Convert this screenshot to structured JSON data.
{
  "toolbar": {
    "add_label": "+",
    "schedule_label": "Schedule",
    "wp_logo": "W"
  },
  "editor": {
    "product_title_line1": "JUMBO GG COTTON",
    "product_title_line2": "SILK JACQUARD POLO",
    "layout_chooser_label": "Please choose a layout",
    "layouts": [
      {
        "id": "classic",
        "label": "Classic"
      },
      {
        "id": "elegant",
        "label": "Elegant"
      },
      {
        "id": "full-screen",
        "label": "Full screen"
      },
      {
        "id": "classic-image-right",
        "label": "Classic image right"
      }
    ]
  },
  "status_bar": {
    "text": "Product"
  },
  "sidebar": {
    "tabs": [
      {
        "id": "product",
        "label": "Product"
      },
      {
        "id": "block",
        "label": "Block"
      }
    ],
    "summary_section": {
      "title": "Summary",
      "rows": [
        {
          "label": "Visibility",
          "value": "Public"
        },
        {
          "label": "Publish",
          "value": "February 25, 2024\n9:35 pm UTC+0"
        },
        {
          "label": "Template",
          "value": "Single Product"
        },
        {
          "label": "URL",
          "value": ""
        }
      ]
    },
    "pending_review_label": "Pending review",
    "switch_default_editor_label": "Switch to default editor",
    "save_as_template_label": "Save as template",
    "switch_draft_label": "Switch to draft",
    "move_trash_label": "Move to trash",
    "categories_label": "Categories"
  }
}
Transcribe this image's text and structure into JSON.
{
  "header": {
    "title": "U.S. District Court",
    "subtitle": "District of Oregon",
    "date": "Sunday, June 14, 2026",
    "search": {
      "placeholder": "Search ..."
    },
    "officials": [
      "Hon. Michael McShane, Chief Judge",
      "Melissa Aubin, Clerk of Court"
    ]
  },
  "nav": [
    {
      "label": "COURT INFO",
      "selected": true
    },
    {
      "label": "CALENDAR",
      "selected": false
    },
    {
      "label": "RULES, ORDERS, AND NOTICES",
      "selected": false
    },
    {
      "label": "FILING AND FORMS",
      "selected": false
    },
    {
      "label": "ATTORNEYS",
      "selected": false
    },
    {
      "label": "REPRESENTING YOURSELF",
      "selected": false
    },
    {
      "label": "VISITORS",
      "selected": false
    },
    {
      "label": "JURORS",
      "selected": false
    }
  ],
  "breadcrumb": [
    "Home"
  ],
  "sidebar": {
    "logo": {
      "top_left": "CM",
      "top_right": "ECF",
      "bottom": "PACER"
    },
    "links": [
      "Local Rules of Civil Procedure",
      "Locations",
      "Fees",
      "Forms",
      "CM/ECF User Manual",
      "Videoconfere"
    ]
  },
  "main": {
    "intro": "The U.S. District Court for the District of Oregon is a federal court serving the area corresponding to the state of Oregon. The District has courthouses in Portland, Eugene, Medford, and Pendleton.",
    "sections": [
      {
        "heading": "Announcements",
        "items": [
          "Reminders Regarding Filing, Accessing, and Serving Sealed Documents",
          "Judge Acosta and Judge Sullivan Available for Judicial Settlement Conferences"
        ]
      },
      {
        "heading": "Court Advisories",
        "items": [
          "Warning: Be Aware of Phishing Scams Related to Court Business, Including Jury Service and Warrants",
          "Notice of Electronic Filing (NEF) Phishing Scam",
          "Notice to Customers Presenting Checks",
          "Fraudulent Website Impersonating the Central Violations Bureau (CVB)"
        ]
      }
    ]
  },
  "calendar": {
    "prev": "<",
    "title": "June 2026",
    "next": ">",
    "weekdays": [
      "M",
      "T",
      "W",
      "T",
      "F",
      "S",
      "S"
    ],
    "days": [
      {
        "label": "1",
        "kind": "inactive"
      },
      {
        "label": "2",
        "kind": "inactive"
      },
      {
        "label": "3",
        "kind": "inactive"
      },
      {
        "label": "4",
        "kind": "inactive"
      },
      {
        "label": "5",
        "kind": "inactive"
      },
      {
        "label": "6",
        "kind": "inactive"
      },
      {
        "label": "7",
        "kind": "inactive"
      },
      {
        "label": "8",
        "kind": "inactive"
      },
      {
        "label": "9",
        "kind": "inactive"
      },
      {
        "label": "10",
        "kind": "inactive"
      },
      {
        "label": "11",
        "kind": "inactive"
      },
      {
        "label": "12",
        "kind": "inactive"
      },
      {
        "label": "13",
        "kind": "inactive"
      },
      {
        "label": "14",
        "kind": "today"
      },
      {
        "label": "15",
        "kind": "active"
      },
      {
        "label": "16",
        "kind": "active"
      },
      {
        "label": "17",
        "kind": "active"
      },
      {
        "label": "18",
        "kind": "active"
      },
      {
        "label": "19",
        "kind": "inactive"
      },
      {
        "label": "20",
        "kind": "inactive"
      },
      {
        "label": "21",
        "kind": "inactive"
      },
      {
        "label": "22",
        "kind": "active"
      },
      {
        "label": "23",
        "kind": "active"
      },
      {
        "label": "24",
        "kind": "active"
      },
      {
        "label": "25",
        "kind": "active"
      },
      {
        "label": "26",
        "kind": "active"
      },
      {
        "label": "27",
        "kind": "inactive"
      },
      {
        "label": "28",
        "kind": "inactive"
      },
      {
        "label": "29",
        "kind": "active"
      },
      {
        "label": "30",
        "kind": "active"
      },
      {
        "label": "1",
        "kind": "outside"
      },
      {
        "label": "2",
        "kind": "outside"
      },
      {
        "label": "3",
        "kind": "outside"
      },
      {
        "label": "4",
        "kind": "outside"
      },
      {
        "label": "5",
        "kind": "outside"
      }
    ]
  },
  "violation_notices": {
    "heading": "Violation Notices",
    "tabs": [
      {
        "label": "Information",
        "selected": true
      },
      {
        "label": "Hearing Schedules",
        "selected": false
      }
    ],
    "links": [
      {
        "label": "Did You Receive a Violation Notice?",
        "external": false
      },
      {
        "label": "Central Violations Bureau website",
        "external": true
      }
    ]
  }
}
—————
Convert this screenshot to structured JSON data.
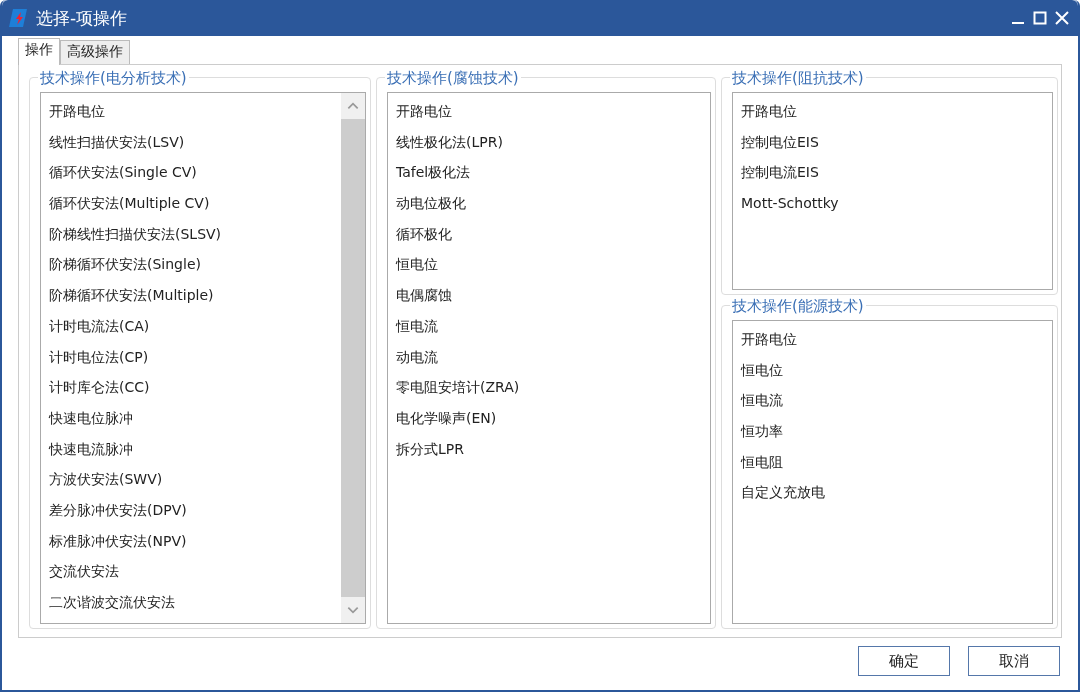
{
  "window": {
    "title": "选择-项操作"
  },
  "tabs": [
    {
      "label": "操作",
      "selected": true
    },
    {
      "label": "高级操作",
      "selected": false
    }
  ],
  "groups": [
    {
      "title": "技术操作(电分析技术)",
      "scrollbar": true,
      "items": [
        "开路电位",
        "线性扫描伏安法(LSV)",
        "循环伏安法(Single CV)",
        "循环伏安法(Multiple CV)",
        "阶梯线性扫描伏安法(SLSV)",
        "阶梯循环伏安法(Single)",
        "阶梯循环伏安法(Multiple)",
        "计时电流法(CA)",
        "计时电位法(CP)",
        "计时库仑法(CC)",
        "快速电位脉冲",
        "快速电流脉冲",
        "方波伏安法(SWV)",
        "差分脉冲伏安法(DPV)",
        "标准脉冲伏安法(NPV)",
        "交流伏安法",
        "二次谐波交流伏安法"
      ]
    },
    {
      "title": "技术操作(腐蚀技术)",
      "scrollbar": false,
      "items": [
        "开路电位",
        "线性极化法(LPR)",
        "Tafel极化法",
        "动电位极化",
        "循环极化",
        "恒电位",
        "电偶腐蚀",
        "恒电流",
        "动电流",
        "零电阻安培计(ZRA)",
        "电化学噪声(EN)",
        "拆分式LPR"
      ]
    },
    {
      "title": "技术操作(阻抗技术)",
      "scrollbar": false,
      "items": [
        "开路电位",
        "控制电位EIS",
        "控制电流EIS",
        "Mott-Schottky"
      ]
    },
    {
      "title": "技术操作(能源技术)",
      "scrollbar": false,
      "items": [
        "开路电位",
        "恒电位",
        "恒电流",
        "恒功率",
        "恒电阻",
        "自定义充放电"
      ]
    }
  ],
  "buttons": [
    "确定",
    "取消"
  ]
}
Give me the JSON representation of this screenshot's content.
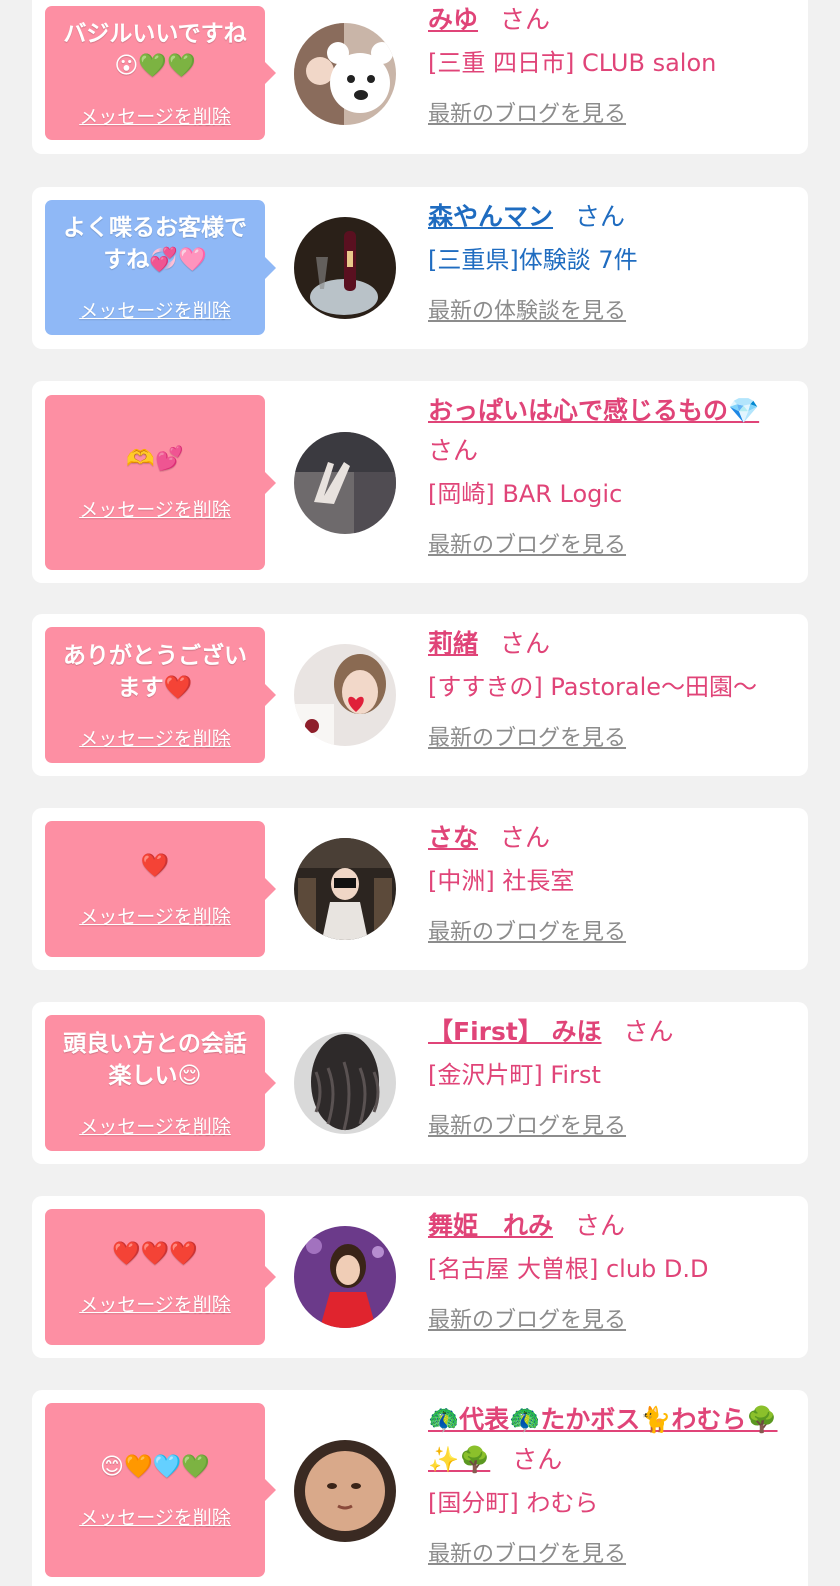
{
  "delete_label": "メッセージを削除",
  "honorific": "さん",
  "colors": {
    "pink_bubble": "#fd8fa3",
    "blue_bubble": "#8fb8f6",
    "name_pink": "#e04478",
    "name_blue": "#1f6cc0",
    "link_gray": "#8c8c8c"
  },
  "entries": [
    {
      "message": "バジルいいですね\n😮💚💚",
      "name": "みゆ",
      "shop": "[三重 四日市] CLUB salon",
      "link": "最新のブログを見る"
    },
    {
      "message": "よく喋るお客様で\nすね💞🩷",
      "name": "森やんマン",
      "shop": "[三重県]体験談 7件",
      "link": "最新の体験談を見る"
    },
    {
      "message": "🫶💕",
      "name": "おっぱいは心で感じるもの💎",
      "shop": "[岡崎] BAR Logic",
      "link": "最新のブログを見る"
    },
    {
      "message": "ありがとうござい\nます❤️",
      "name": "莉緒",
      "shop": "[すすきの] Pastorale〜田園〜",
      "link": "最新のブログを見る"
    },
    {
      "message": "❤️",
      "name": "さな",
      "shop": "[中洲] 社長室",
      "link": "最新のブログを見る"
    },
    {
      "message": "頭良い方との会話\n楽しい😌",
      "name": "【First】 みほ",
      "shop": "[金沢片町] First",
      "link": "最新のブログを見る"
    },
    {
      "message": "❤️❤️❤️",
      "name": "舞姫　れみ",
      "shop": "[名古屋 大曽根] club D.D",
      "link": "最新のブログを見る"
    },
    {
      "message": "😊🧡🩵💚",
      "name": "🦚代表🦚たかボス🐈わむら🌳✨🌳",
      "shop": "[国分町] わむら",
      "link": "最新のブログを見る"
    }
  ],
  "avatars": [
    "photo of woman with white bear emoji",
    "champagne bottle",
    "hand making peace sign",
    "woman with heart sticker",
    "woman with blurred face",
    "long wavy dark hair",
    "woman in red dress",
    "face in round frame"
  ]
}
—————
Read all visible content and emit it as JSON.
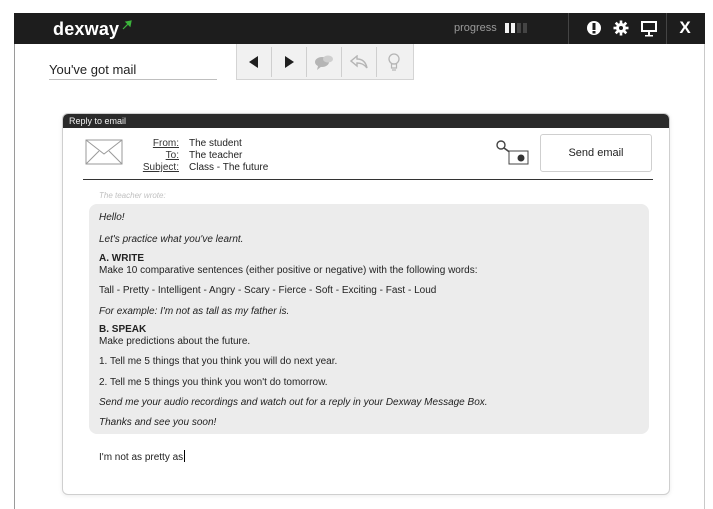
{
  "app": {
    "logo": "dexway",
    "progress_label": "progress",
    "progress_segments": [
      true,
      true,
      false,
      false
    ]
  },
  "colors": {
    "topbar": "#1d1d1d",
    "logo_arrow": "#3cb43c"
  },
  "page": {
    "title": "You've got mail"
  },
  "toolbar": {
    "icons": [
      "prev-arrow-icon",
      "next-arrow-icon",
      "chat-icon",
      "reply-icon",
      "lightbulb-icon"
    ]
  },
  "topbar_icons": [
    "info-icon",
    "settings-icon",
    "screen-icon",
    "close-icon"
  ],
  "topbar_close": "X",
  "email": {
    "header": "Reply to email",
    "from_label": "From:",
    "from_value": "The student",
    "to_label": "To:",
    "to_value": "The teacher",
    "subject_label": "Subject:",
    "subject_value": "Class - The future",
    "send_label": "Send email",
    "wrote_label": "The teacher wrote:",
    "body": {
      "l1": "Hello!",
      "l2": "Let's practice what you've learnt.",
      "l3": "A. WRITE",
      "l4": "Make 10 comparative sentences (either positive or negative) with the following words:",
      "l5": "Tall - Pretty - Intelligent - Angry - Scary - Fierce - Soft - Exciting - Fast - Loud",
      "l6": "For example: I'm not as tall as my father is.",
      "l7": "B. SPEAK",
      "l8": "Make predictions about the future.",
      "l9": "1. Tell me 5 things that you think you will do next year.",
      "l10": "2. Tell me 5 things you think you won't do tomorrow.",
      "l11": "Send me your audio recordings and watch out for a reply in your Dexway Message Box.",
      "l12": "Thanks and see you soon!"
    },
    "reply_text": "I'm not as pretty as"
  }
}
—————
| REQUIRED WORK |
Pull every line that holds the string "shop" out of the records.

| COMPLETED EXERCISE |
      "shop": "[三重 四日市] CLUB salon",
      "shop": "[三重県]体験談 7件",
      "shop": "[岡崎] BAR Logic",
      "shop": "[すすきの] Pastorale〜田園〜",
      "shop": "[中洲] 社長室",
      "shop": "[金沢片町] First",
      "shop": "[名古屋 大曽根] club D.D",
      "shop": "[国分町] わむら",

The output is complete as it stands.